Exercise input Block Start
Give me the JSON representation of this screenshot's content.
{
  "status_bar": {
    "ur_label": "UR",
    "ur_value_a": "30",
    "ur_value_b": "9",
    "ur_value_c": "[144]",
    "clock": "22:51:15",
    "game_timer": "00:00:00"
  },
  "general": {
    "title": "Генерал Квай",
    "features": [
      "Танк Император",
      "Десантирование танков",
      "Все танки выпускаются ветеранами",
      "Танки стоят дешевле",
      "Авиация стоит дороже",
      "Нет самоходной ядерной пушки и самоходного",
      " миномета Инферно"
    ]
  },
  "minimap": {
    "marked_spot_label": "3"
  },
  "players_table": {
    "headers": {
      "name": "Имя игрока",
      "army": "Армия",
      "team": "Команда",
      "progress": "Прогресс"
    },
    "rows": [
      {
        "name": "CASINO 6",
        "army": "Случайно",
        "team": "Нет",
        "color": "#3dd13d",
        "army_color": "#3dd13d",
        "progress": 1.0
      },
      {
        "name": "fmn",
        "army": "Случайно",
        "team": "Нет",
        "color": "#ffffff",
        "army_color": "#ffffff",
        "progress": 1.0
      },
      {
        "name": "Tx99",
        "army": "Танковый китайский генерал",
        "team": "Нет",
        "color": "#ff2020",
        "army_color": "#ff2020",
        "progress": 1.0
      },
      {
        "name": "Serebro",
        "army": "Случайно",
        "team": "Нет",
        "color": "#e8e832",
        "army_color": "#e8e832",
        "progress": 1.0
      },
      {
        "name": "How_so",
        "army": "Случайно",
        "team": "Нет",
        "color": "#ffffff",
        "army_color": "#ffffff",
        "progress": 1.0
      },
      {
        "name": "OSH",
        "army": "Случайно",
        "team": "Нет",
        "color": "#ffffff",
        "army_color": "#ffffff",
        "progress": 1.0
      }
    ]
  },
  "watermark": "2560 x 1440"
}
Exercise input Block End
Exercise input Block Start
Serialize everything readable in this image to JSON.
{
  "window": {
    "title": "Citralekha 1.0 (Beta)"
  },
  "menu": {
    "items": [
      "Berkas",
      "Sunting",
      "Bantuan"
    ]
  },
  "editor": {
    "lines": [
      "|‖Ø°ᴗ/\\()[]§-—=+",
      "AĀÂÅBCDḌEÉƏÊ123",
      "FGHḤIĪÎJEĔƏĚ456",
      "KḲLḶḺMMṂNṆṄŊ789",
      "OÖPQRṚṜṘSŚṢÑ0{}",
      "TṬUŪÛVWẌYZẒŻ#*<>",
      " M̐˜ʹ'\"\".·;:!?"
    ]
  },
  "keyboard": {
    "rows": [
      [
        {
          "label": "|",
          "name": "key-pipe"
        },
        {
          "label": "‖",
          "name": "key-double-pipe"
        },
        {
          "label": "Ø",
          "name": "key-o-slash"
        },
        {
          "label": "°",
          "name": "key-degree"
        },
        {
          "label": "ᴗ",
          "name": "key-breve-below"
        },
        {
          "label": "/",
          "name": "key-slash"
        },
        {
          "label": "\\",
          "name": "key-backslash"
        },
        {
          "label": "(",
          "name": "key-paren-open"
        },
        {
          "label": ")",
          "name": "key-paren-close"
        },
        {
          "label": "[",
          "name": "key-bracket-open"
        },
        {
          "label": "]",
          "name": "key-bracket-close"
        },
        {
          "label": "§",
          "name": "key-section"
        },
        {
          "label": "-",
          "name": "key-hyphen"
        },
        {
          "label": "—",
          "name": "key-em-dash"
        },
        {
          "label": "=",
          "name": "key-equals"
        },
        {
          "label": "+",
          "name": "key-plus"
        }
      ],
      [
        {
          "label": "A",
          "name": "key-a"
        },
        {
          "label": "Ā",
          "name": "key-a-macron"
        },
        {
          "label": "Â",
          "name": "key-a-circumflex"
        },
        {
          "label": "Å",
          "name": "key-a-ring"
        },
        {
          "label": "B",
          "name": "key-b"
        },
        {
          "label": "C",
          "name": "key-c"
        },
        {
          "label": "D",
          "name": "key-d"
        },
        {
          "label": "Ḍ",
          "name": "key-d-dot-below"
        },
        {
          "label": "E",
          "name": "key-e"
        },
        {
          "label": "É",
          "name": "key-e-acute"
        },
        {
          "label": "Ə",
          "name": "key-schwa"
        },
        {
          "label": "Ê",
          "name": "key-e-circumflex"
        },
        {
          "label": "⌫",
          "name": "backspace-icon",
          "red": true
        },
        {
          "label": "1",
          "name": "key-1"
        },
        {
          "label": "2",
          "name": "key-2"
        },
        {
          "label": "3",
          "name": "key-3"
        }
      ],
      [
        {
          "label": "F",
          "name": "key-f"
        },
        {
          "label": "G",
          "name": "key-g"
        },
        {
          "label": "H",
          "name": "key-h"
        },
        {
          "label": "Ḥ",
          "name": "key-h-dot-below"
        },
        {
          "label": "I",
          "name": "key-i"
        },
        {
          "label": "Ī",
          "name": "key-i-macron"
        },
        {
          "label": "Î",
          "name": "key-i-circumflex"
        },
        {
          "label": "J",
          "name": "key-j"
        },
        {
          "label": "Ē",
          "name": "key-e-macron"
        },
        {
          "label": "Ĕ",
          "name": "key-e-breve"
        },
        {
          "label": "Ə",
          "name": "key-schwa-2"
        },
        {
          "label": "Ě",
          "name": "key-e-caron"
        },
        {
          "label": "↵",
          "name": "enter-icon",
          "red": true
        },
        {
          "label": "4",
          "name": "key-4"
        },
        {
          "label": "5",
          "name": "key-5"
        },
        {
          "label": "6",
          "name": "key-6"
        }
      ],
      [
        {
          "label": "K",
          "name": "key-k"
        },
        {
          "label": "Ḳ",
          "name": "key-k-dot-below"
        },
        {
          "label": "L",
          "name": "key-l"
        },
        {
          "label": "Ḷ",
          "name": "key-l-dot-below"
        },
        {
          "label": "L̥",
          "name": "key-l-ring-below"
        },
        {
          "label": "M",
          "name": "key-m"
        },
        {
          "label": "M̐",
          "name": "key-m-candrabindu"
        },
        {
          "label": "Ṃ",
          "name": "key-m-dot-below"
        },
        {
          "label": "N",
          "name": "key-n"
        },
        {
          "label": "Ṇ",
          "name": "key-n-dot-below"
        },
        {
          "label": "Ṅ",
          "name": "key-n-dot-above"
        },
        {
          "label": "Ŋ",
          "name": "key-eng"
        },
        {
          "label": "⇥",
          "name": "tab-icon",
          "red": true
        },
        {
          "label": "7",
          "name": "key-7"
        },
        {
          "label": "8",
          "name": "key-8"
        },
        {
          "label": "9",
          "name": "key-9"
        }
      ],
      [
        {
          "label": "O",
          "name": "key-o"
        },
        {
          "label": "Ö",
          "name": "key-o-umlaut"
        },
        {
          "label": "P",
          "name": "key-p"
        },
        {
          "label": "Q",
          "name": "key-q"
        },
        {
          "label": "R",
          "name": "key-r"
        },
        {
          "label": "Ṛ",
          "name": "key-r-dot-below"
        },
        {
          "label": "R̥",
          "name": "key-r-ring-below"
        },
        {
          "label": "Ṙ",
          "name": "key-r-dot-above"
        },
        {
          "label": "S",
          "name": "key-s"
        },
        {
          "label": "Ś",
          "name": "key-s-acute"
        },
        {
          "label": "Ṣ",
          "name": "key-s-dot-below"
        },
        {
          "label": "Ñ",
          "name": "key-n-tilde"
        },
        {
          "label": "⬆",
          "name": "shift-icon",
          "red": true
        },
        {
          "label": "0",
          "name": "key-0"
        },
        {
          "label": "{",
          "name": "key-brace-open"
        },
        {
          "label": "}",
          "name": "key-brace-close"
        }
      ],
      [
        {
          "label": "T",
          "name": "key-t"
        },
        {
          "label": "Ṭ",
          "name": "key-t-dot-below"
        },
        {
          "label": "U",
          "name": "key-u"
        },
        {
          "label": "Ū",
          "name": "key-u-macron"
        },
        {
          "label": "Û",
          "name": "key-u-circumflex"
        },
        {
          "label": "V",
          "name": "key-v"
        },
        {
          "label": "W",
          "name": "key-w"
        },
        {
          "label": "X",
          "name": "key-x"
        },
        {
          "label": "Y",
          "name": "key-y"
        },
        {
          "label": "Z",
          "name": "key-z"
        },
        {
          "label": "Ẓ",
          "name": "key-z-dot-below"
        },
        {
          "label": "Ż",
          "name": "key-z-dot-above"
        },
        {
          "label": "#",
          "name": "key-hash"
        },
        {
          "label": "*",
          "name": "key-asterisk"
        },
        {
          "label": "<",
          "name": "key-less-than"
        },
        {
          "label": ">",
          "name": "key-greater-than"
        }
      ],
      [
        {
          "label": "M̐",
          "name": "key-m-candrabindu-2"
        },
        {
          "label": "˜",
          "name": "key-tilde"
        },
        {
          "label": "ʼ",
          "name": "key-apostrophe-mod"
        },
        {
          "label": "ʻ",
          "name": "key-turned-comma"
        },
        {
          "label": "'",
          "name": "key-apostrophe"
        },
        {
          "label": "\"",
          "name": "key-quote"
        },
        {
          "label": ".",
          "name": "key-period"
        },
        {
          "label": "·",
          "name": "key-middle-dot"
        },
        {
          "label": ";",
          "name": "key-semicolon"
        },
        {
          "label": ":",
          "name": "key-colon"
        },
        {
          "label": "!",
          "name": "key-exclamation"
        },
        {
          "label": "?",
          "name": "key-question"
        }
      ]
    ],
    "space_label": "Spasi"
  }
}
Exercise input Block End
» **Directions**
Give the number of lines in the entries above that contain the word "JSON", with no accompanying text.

» **Solution**
2